One final project, which will begin in December, 2006, is the opening of a Juntos office in México.  Mario Ramírez, an organizer in Philadelphia, will return to México to begin this work whose mission is


to make more visible our struggle and to acquire the necessary power in order to achieve social justice. We want to turnaround the negative consequences of immigration and take advantage of the positives so that we can generate changes in our affected communities.




Juntos began as many community organizations begin – with an articulated need and people willing to work to meet that need.  The needs of the Mexican community are vast, and while Juntos cannot meet all of those needs, this small organization with an equally small budget is making great strides towards social justice for Mexicans both in Philadelphia and back in Mexico.  In just a few years Juntos has been able to establish a much-needed community center where Mexican leaders could meet to learn and organize, as well as carry out many activities and actions aimed at improving the lives of Mexicans.  It has done this despite the resistance of the “traditional” social service agencies who have felt that the work of Juntos is “too political.”  It serves as a model of how working together in a community people can not only get their individual needs met, they can make larger societal change happen.


Juntos  makes the saying by well-known Uruguayan writer Eduardo Galeano, “charity, vertical humiliates.  solidarity, horizontal, helps,”[3] come to life as ties of local and international solidarity are built and strengthened by its work.  Social workers could learn a great deal about how to bridge the false micro-macro dichotomy by working in solidarity with organizations like Juntos.

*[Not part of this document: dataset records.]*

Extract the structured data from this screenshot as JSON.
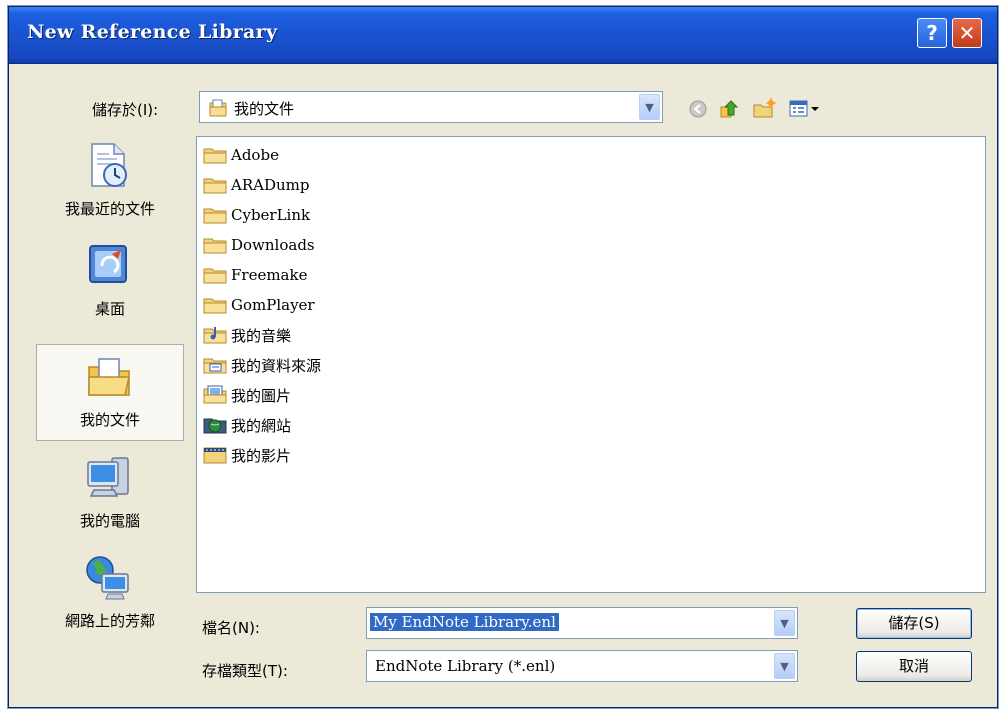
{
  "window": {
    "title": "New Reference Library",
    "help_label": "?",
    "close_label": "✕"
  },
  "save_in": {
    "label": "儲存於(I):",
    "value": "我的文件"
  },
  "places": [
    {
      "label": "我最近的文件",
      "icon": "recent-documents-icon"
    },
    {
      "label": "桌面",
      "icon": "desktop-icon"
    },
    {
      "label": "我的文件",
      "icon": "my-documents-icon"
    },
    {
      "label": "我的電腦",
      "icon": "my-computer-icon"
    },
    {
      "label": "網路上的芳鄰",
      "icon": "network-places-icon"
    }
  ],
  "files": [
    {
      "name": "Adobe",
      "icon": "folder-icon"
    },
    {
      "name": "ARADump",
      "icon": "folder-icon"
    },
    {
      "name": "CyberLink",
      "icon": "folder-icon"
    },
    {
      "name": "Downloads",
      "icon": "folder-icon"
    },
    {
      "name": "Freemake",
      "icon": "folder-icon"
    },
    {
      "name": "GomPlayer",
      "icon": "folder-icon"
    },
    {
      "name": "我的音樂",
      "icon": "music-folder-icon"
    },
    {
      "name": "我的資料來源",
      "icon": "data-sources-folder-icon"
    },
    {
      "name": "我的圖片",
      "icon": "pictures-folder-icon"
    },
    {
      "name": "我的網站",
      "icon": "websites-folder-icon"
    },
    {
      "name": "我的影片",
      "icon": "videos-folder-icon"
    }
  ],
  "filename": {
    "label": "檔名(N):",
    "value": "My EndNote Library.enl"
  },
  "filetype": {
    "label": "存檔類型(T):",
    "value": "EndNote Library (*.enl)"
  },
  "buttons": {
    "save": "儲存(S)",
    "cancel": "取消"
  },
  "colors": {
    "titlebar": "#1a53d0",
    "selection": "#316ac5",
    "dialog_bg": "#ece9d8"
  }
}
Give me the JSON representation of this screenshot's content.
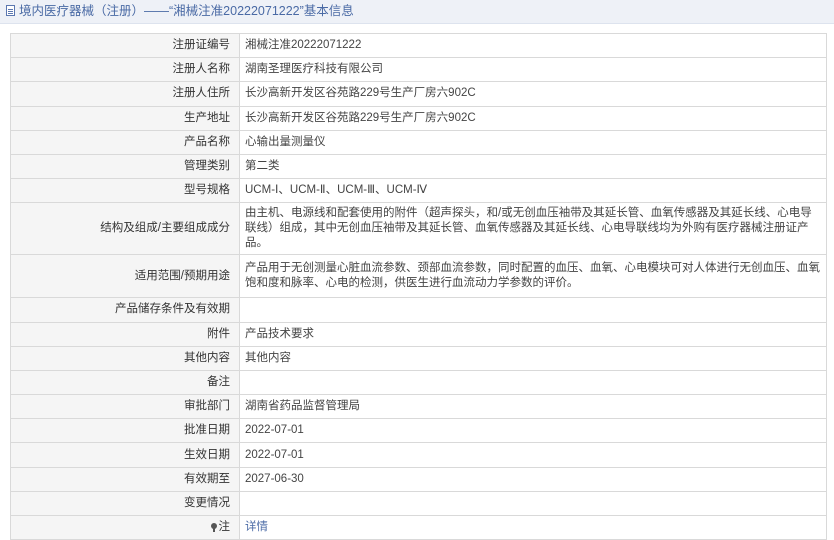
{
  "header": {
    "title": "境内医疗器械（注册）——“湘械注准20222071222”基本信息"
  },
  "rows": [
    {
      "label": "注册证编号",
      "value": "湘械注准20222071222"
    },
    {
      "label": "注册人名称",
      "value": "湖南圣理医疗科技有限公司"
    },
    {
      "label": "注册人住所",
      "value": "长沙高新开发区谷苑路229号生产厂房六902C"
    },
    {
      "label": "生产地址",
      "value": "长沙高新开发区谷苑路229号生产厂房六902C"
    },
    {
      "label": "产品名称",
      "value": "心输出量测量仪"
    },
    {
      "label": "管理类别",
      "value": "第二类"
    },
    {
      "label": "型号规格",
      "value": "UCM-Ⅰ、UCM-Ⅱ、UCM-Ⅲ、UCM-Ⅳ"
    },
    {
      "label": "结构及组成/主要组成成分",
      "value": "由主机、电源线和配套使用的附件（超声探头，和/或无创血压袖带及其延长管、血氧传感器及其延长线、心电导联线）组成，其中无创血压袖带及其延长管、血氧传感器及其延长线、心电导联线均为外购有医疗器械注册证产品。"
    },
    {
      "label": "适用范围/预期用途",
      "value": "产品用于无创测量心脏血流参数、颈部血流参数，同时配置的血压、血氧、心电模块可对人体进行无创血压、血氧饱和度和脉率、心电的检测，供医生进行血流动力学参数的评价。"
    },
    {
      "label": "产品储存条件及有效期",
      "value": ""
    },
    {
      "label": "附件",
      "value": "产品技术要求"
    },
    {
      "label": "其他内容",
      "value": "其他内容"
    },
    {
      "label": "备注",
      "value": ""
    },
    {
      "label": "审批部门",
      "value": "湖南省药品监督管理局"
    },
    {
      "label": "批准日期",
      "value": "2022-07-01"
    },
    {
      "label": "生效日期",
      "value": "2022-07-01"
    },
    {
      "label": "有效期至",
      "value": "2027-06-30"
    },
    {
      "label": "变更情况",
      "value": ""
    }
  ],
  "note_row": {
    "label": "注",
    "link_text": "详情"
  }
}
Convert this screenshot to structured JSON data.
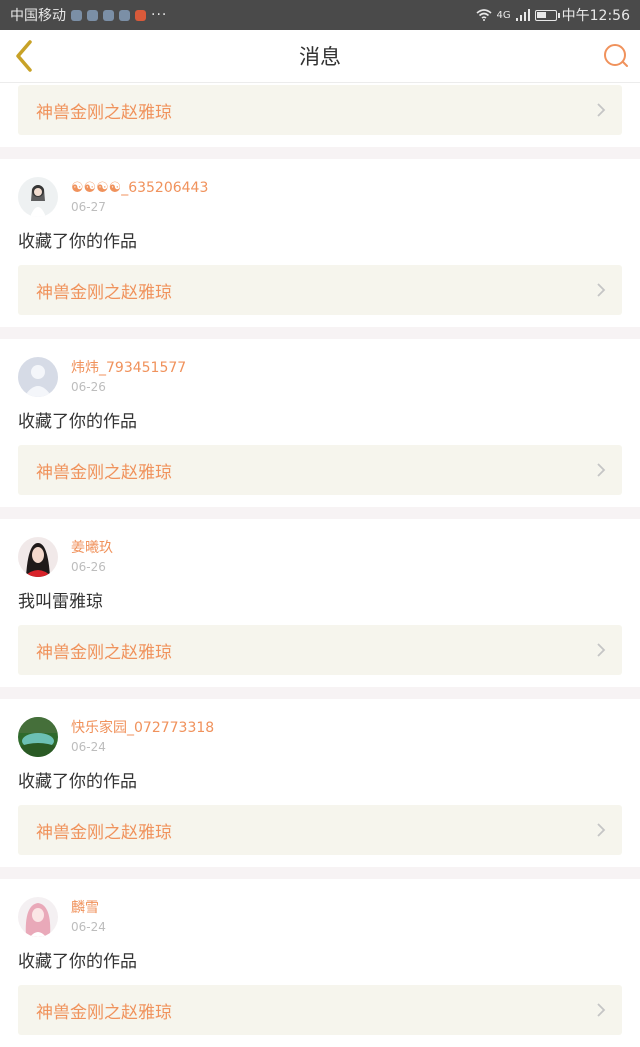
{
  "status_bar": {
    "carrier": "中国移动",
    "more": "···",
    "signal_label": "4G",
    "time": "中午12:56",
    "battery_level": 0.5
  },
  "header": {
    "title": "消息",
    "back_icon": "chevron-left-icon",
    "search_icon": "search-icon"
  },
  "top_partial": {
    "work_title": "神兽金刚之赵雅琼"
  },
  "messages": [
    {
      "username": "☯☯☯☯_635206443",
      "date": "06-27",
      "text": "收藏了你的作品",
      "work_title": "神兽金刚之赵雅琼"
    },
    {
      "username": "炜炜_793451577",
      "date": "06-26",
      "text": "收藏了你的作品",
      "work_title": "神兽金刚之赵雅琼"
    },
    {
      "username": "姜曦玖",
      "date": "06-26",
      "text": "我叫雷雅琼",
      "work_title": "神兽金刚之赵雅琼"
    },
    {
      "username": "快乐家园_072773318",
      "date": "06-24",
      "text": "收藏了你的作品",
      "work_title": "神兽金刚之赵雅琼"
    },
    {
      "username": "麟雪",
      "date": "06-24",
      "text": "收藏了你的作品",
      "work_title": "神兽金刚之赵雅琼"
    }
  ],
  "colors": {
    "accent": "#f0925c",
    "back_arrow": "#c8a227",
    "work_box_bg": "#f6f5ed"
  }
}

[1] While Juntos is primarily comprised of Mexican immigrants, there are other Latin
                American immigrants who also participate in these activities.


[2] The radio program The World, on PRI did a short story on the Mexicans from San   

                Mateo.  It can be listened to at


[3] Galeano, E, Richtin, F & Salgado, S. (1997).  An Uncertain Grace:  Essays by Eduardo Galeano and Fred Ritchin.  NY, NY: Aperature.  

Another article on immigration is on the next page...

Spiral, Horizontal Line Spinning

BPD Update Online, Volume 29, No. 1, Winter, 2007

Spiral, Horizontal Line Spinning

The BPD Update Online web site is sponsored by Lyceum Books.